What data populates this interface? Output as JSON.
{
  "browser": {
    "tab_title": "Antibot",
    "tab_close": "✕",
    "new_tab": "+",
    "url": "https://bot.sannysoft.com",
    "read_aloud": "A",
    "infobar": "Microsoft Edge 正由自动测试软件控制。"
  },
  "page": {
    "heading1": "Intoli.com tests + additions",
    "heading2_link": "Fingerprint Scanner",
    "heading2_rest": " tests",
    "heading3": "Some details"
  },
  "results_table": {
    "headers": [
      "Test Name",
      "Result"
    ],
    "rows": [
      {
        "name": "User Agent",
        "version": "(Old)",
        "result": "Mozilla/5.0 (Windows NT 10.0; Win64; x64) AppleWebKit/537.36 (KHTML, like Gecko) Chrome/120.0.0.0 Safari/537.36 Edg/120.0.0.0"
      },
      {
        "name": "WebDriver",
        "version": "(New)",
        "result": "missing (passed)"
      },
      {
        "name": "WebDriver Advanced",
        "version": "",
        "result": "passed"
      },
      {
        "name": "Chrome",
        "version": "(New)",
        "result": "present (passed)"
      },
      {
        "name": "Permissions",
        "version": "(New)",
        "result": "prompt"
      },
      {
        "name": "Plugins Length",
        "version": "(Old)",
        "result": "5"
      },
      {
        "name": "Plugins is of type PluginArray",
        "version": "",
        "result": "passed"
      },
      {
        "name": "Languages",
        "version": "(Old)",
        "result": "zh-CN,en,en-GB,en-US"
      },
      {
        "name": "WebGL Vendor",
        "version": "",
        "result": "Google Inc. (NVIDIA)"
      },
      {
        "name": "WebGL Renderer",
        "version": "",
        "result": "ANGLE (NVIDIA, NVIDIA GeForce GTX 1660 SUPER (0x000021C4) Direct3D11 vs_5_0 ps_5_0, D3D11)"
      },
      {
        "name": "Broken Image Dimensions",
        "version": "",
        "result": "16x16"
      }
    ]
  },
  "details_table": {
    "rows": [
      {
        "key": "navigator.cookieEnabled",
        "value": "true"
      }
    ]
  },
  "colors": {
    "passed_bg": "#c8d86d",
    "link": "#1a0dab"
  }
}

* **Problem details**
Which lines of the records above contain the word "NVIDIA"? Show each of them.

* **Answer to the exercise**
        "result": "Google Inc. (NVIDIA)"
        "result": "ANGLE (NVIDIA, NVIDIA GeForce GTX 1660 SUPER (0x000021C4) Direct3D11 vs_5_0 ps_5_0, D3D11)"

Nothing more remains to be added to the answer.